PROBLEM TO SOLVE:
Gather from the material every line that contains the string "card".

PROVIDED ENTRIES:
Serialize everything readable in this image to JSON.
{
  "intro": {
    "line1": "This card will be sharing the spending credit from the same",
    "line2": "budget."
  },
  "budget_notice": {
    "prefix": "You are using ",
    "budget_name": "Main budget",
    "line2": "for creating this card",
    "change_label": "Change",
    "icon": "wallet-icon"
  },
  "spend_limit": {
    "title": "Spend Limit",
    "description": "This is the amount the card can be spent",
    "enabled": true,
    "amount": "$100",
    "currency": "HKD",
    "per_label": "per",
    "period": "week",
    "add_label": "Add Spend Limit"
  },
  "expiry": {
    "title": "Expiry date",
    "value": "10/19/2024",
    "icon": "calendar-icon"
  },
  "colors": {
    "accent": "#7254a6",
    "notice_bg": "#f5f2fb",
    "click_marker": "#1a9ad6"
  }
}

RESPONSE AREA:
    "line1": "This card will be sharing the spending credit from the same",
    "line2": "for creating this card",
    "description": "This is the amount the card can be spent",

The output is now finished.